**Exercise directions**
When you copy the entries, keep every word exactly as it stands.
---------- Provided data
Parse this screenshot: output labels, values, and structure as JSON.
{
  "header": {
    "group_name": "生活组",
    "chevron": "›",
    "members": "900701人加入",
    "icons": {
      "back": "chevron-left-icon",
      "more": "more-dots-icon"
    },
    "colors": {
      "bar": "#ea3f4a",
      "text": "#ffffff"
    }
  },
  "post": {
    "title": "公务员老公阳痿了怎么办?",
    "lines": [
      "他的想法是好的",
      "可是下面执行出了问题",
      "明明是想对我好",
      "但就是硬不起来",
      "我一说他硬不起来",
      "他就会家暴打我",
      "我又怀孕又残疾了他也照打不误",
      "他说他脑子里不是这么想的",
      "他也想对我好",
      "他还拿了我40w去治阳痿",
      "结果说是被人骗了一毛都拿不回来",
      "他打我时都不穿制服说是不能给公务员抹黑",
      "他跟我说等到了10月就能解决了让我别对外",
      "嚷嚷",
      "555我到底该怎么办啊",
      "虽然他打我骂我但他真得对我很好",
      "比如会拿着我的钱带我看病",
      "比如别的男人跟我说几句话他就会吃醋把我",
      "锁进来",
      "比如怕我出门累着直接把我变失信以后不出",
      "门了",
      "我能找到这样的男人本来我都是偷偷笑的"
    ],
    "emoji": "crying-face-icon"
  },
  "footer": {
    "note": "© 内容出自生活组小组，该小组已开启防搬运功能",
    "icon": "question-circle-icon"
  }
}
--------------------
**Solution to this exercise**
Parse this screenshot: output labels, values, and structure as JSON.
{
  "header": {
    "group_name": "生活组",
    "chevron": "›",
    "members": "900701人加入",
    "icons": {
      "back": "chevron-left-icon",
      "more": "more-dots-icon"
    },
    "colors": {
      "bar": "#ea3f4a",
      "text": "#ffffff"
    }
  },
  "post": {
    "title": "公务员老公阳痿了怎么办?",
    "lines": [
      "他的想法是好的",
      "可是下面执行出了问题",
      "明明是想对我好",
      "但就是硬不起来",
      "我一说他硬不起来",
      "他就会家暴打我",
      "我又怀孕又残疾了他也照打不误",
      "他说他脑子里不是这么想的",
      "他也想对我好",
      "他还拿了我40w去治阳痿",
      "结果说是被人骗了一毛都拿不回来",
      "他打我时都不穿制服说是不能给公务员抹黑",
      "他跟我说等到了10月就能解决了让我别对外",
      "嚷嚷",
      "555我到底该怎么办啊",
      "虽然他打我骂我但他真得对我很好",
      "比如会拿着我的钱带我看病",
      "比如别的男人跟我说几句话他就会吃醋把我",
      "锁进来",
      "比如怕我出门累着直接把我变失信以后不出",
      "门了",
      "我能找到这样的男人本来我都是偷偷笑的"
    ],
    "emoji": "crying-face-icon"
  },
  "footer": {
    "note": "© 内容出自生活组小组，该小组已开启防搬运功能",
    "icon": "question-circle-icon"
  }
}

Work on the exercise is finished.